We see some Solution Providers being more successful than others. Here are 5 things to avoid when building your solution:
1. NOT BEING ABLE TO DETERMINE AND EXPLAIN THE SOLUTION’S BUSINESS VALUE
If a prospect customer understands quickly and easily that he will save money and/or generate new revenues thanks to an IoT solution, then his decision is a no brainer! The reality is far from that today. Most Enterprise IoT solution providers are not capable of quantifying the value created for their target customers. Benoit De Longeaux, Business Manager at the Sigfox IoT Agency says: “Solution providers should set their price based on the value created and not on the production cost”.
The business value should be superior to the Total Cost of Ownership which, they often forget, includes also the complexity of installation, the cost of integration and even the time they have to spend for the customer on-boarding.
2. NOT HAVING A CONVINCING CUSTOMER STORY
My strong belief is that a solution provider should always sell itself and struggle before outsourcing to channel partners.

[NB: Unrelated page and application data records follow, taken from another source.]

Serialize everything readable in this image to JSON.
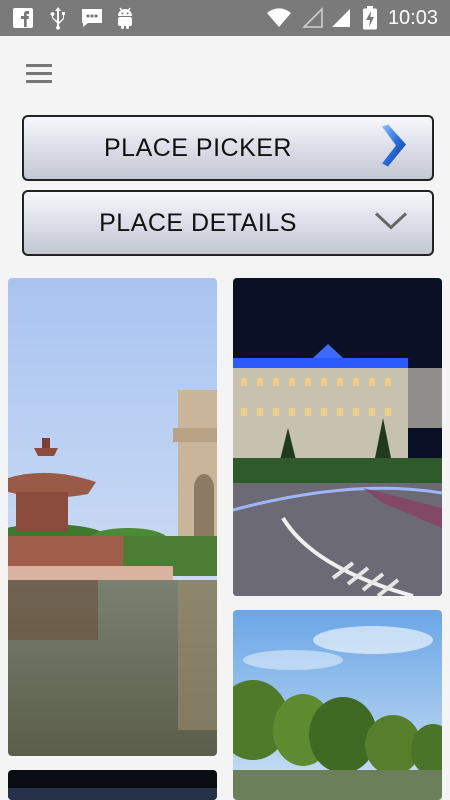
{
  "status_bar": {
    "time": "10:03",
    "left_icons": [
      "facebook-icon",
      "usb-icon",
      "message-icon",
      "android-icon"
    ],
    "right_icons": [
      "wifi-icon",
      "signal-empty-icon",
      "signal-icon",
      "battery-charging-icon"
    ]
  },
  "menu": {
    "icon": "hamburger-menu-icon"
  },
  "buttons": {
    "place_picker": {
      "label": "PLACE PICKER",
      "icon": "chevron-right-icon"
    },
    "place_details": {
      "label": "PLACE DETAILS",
      "icon": "chevron-down-icon"
    }
  },
  "gallery": {
    "images": [
      {
        "name": "india-gate-fountain-image"
      },
      {
        "name": "city-building-night-image"
      },
      {
        "name": "lake-trees-image"
      },
      {
        "name": "dark-image"
      }
    ]
  },
  "colors": {
    "status_bar": "#7a7a7a",
    "background": "#f4f4f4",
    "chevron_blue": "#1f5fd6"
  }
}
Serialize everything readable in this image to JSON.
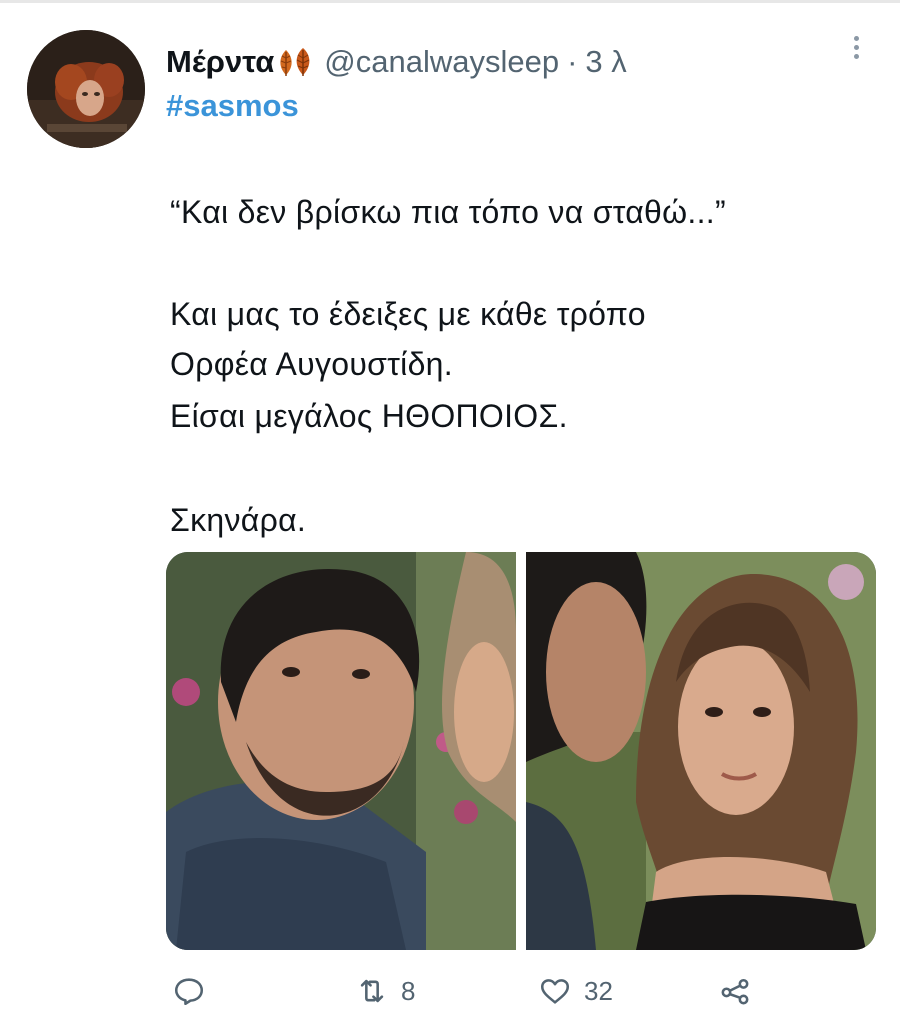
{
  "tweet": {
    "author_name": "Μέρντα",
    "author_handle": "@canalwaysleep",
    "separator": "·",
    "time_ago": "3 λ",
    "hashtag": "#sasmos",
    "lines": [
      "“Και δεν βρίσκω πια τόπο να σταθώ...”",
      "Και μας το έδειξες με κάθε τρόπο",
      "Ορφέα Αυγουστίδη.",
      "Είσαι μεγάλος ΗΘΟΠΟΙΟΣ.",
      "Σκηνάρα."
    ]
  },
  "actions": {
    "reply_icon": "reply-icon",
    "retweet_icon": "retweet-icon",
    "retweet_count": "8",
    "like_icon": "heart-icon",
    "like_count": "32",
    "share_icon": "share-icon"
  },
  "colors": {
    "hashtag": "#3b94d9",
    "secondary_text": "#536471",
    "leaf_emoji": "#d2691e"
  }
}
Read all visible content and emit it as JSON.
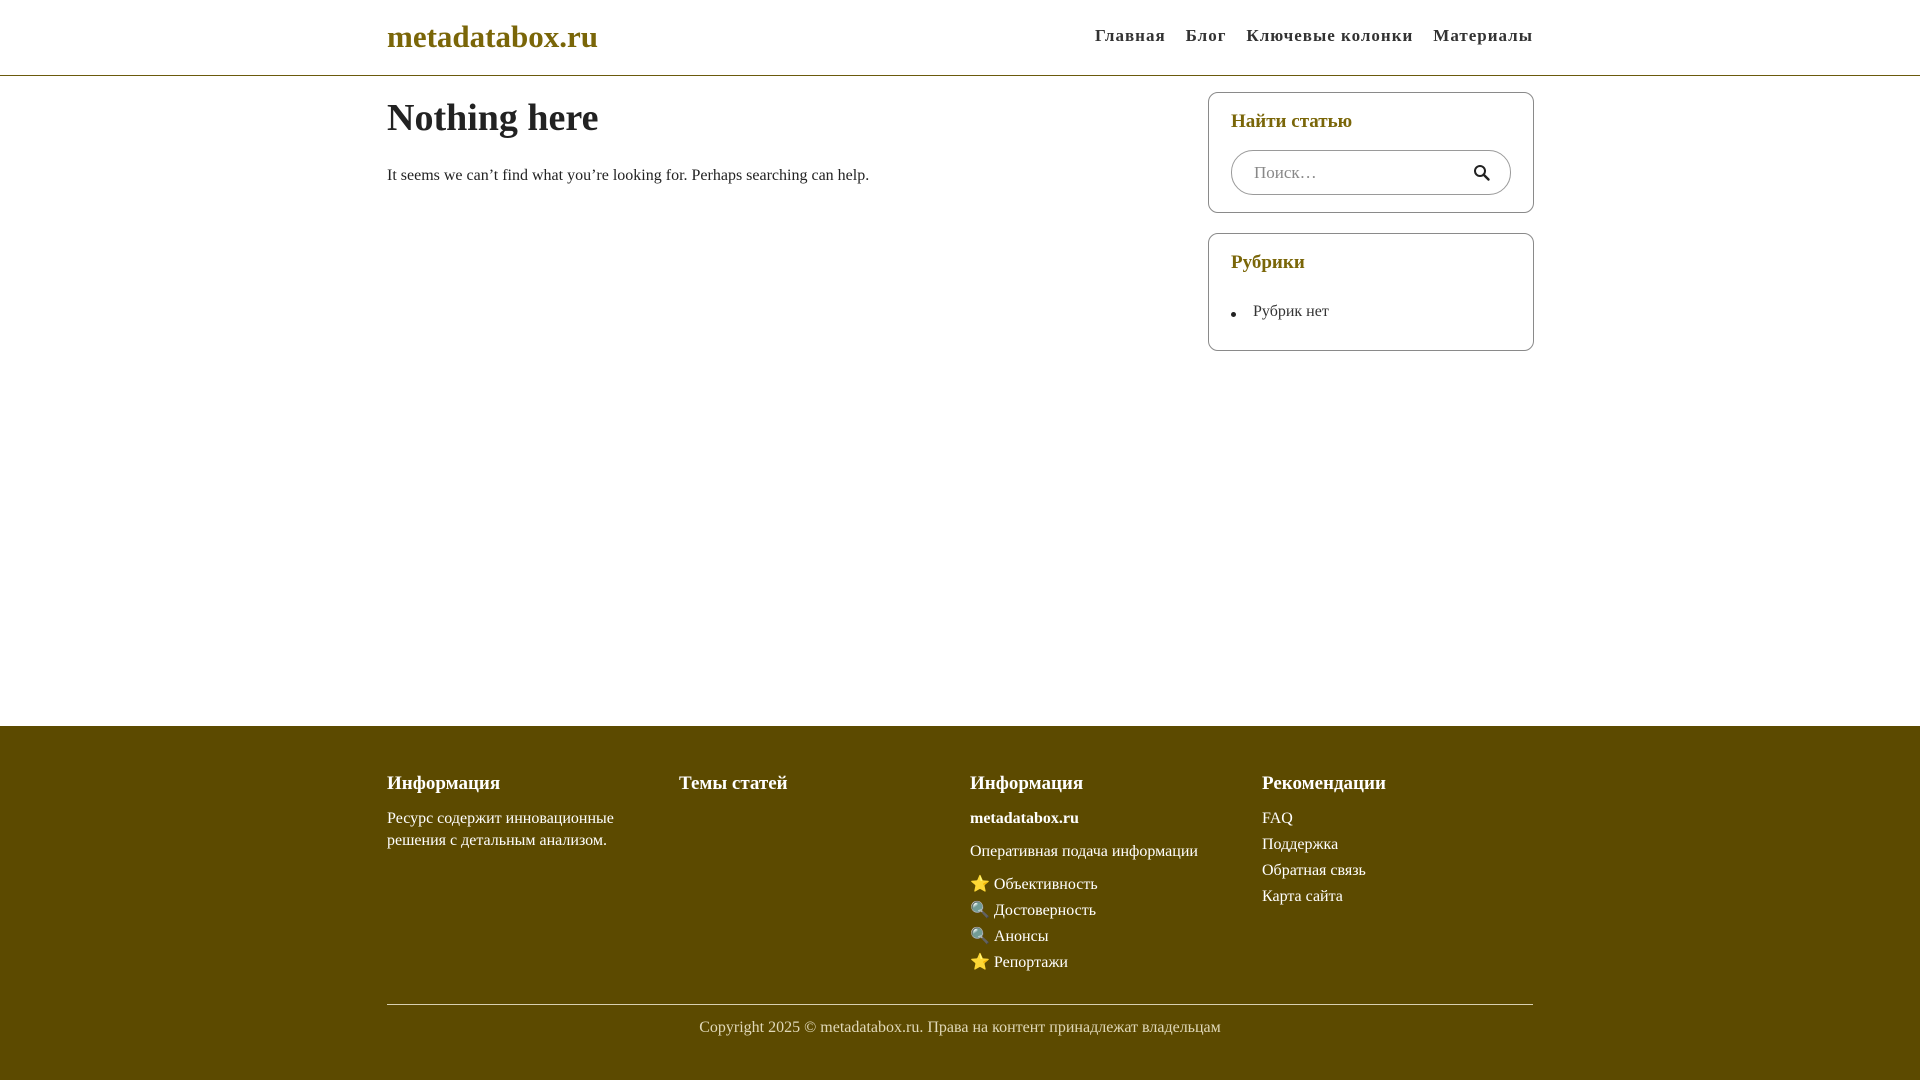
{
  "header": {
    "site_title": "metadatabox.ru",
    "nav": [
      "Главная",
      "Блог",
      "Ключевые колонки",
      "Материалы"
    ]
  },
  "main": {
    "title": "Nothing here",
    "text": "It seems we can’t find what you’re looking for. Perhaps searching can help."
  },
  "sidebar": {
    "search_title": "Найти статью",
    "search_placeholder": "Поиск…",
    "categories_title": "Рубрики",
    "categories": [
      "Рубрик нет"
    ]
  },
  "footer": {
    "col1": {
      "title": "Информация",
      "text": "Ресурс содержит инновационные решения с детальным анализом."
    },
    "col2": {
      "title": "Темы статей"
    },
    "col3": {
      "title": "Информация",
      "site": "metadatabox.ru",
      "tagline": "Оперативная подача информации",
      "items": [
        "⭐ Объективность",
        "🔍 Достоверность",
        "🔍 Анонсы",
        "⭐ Репортажи"
      ]
    },
    "col4": {
      "title": "Рекомендации",
      "links": [
        "FAQ",
        "Поддержка",
        "Обратная связь",
        "Карта сайта"
      ]
    },
    "copyright": "Copyright 2025 © metadatabox.ru. Права на контент принадлежат владельцам"
  },
  "colors": {
    "accent": "#7a6608",
    "footer_bg": "#5c4a00"
  },
  "icons": {
    "search": "search-icon"
  }
}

Even if your expertise is in the architecture and industrialization of the solution, you should secure your first clients, at a discounted price or not, in order to raise the brand awareness and create a nice story to tell future customers.
Once a solution provider can communicate on its first customers cases, it is possible to outsource, partly or fully, the sales to channel partners for a rapid and global expansion.
3. OVERSPECIFYING THE DEVICE
Some solution providers tend to create broad “swiss-knife” solutions. “The lack of focus and relevance for a specific type of customers will make it hard to be price competitive in the long-term against niche players that are vertical or use-case specific” adds Laurent Soubielle, Technical leader at the IoT Agency.
The first step of a solution provider should always be to meet its ideal customer before going too far in the product design process. Spending time with a target customer will help to define precisely what he needs: no more, no less. Once the business is sustainable and there will be an opportunity to make small changes to address other sectors and applications. Finally, if you are not well performing on the core features of the product (Embedded AI, Antenna design…), the additional ones won’t matter. So, spend time on what is critical.
4. NOT ANTICIPATING TECHNOLOGY & ENVIRONMENT CHALLENGES IN THE PRODUCT SPECIFICATIONS
Try to imagine the customer journey, how the product will be used. Will the user experience be equally good in every environment it will face? In the Enterprise IoT sector, for instance, we see lots of players with Tracking solutions but only very few having it right and Sensolus is one of them.
Sensolus has anticipated that there can be a lack of coverage (black spots, countries not yet covered). And therefore the solution has a patented mechanism to resend lost messages. Sensolus has also worked around the data limitation of Sigfox (140 messages per day) and sends only temperature alerts when necessary while storing the rest of the data locally. The logistics manager will then be capable to retrieve this information later, via short range connectivity.
5. UNDERESTIMATING THE POWER OF DESIGN
Lots of Enterprise IoT companies have a heavy focus on price and completely ignore the design of their device. But they tend to forget that in the end, the purchasing decision is made by humans. And humans are emotional. Casper Harlev, CEO of Sensohive, confirms that time and money invested in the design of the device has played a significant role in its success.
Even if the device is used to measure the temperature in a truck, the customer will go for the best-looking device, assuming the pricing is somewhat close to its competition.